Artist The Frames
Title Burn The Maps
Label Plateau Records
Every band has a strong point; be it the gravel of Johnny Cash, the intricacies of Lambchop, or the poetry of Dylan. For the Frames, it’s the ability to be aggressively brash one moment and violently quiet the next. Some songs need canyons to breathe, but some sit quietly in the corner of the room. Burn the Maps doesn’t start by kicking the door down. Opener, Happy, begins with solitary, gloomy acoustic followed by simple bass and drums. Glen Hansard’s boy soprano melody glides over the top. It’s very restrained, but with intimations of something more abandoned. The martial rhythms and brutal guitar enter next with single, Finally. Full of conviction and doubt, the vocals break into an anguished cry with the violin circling overhead like a vulture eyeing its prey. This is the Frames we know doing what they do best. In typical fashion, they pull the volume right down for the next track before bursting forth once more.

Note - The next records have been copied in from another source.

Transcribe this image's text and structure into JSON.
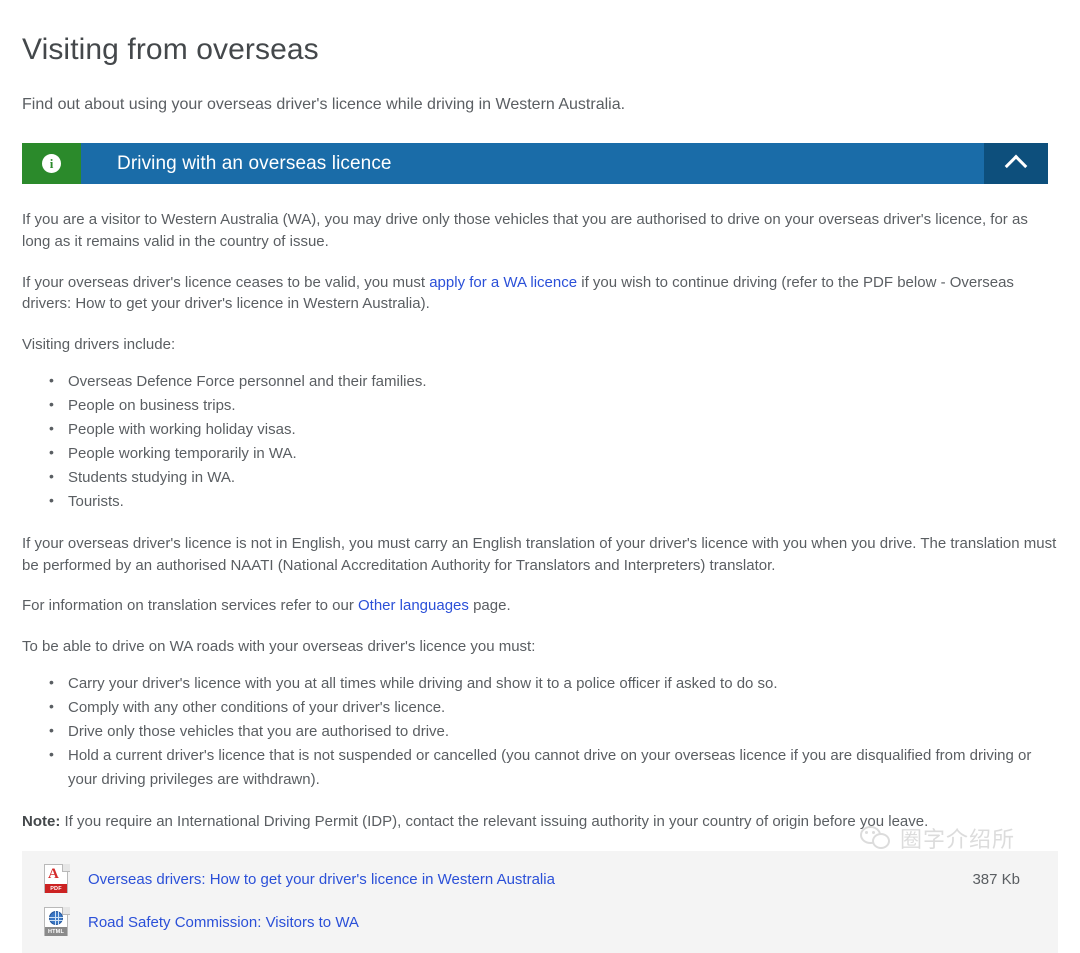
{
  "page": {
    "title": "Visiting from overseas",
    "intro": "Find out about using your overseas driver's licence while driving in Western Australia."
  },
  "accordion": {
    "icon": "info-icon",
    "icon_glyph": "i",
    "title": "Driving with an overseas licence",
    "toggle_icon": "chevron-up-icon",
    "expanded": true,
    "colors": {
      "icon_box": "#2b8a2b",
      "header": "#1a6ca8",
      "toggle_box": "#0d4f7c",
      "link": "#2b50d8"
    }
  },
  "content": {
    "p1": "If you are a visitor to Western Australia (WA), you may drive only those vehicles that you are authorised to drive on your overseas driver's licence, for as long as it remains valid in the country of issue.",
    "p2_before": "If your overseas driver's licence ceases to be valid, you must ",
    "p2_link": "apply for a WA licence",
    "p2_after": " if you wish to continue driving (refer to the PDF below - Overseas drivers: How to get your driver's licence in Western Australia).",
    "p3": "Visiting drivers include:",
    "list1": [
      "Overseas Defence Force personnel and their families.",
      "People on business trips.",
      "People with working holiday visas.",
      "People working temporarily in WA.",
      "Students studying in WA.",
      "Tourists."
    ],
    "p4": "If your overseas driver's licence is not in English, you must carry an English translation of your driver's licence with you when you drive. The translation must be performed by an authorised NAATI (National Accreditation Authority for Translators and Interpreters) translator.",
    "p5_before": "For information on translation services refer to our ",
    "p5_link": "Other languages",
    "p5_after": " page.",
    "p6": "To be able to drive on WA roads with your overseas driver's licence you must:",
    "list2": [
      "Carry your driver's licence with you at all times while driving and show it to a police officer if asked to do so.",
      "Comply with any other conditions of your driver's licence.",
      "Drive only those vehicles that you are authorised to drive.",
      "Hold a current driver's licence that is not suspended or cancelled (you cannot drive on your overseas licence if you are disqualified from driving or your driving privileges are withdrawn)."
    ],
    "note_label": "Note:",
    "note_text": " If you require an International Driving Permit (IDP), contact the relevant issuing authority in your country of origin before you leave."
  },
  "files": [
    {
      "icon": "pdf-file-icon",
      "type_label": "PDF",
      "name": "Overseas drivers: How to get your driver's licence in Western Australia",
      "size": "387 Kb"
    },
    {
      "icon": "html-file-icon",
      "type_label": "HTML",
      "name": "Road Safety Commission: Visitors to WA",
      "size": ""
    }
  ],
  "watermark": {
    "logo": "wechat-logo",
    "text": "圈字介绍所"
  }
}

The whole record speaks with the melancholy bitterness of a disappointed lover, ricocheting between resentment and regret, love and hate, art and blood. Full of big songs but sung with the conviction they need, the album’s centrepiece is Fake, The Frames’ answer to Smashing Pumpkins’ Today. Soaring riffs merge with infectious melodies to disguise the honest lyrics. The ‘A’ side builds up to this crescendo, with the ‘B’ side coming back down, finishing how it started. Underglass is worth mention for its driving bassline, towering chorus and haunting verse. It’s their darkest album to date, but the openness brings a feel of authenticity. If it gets the recognition it deserves, the Frames will be huge.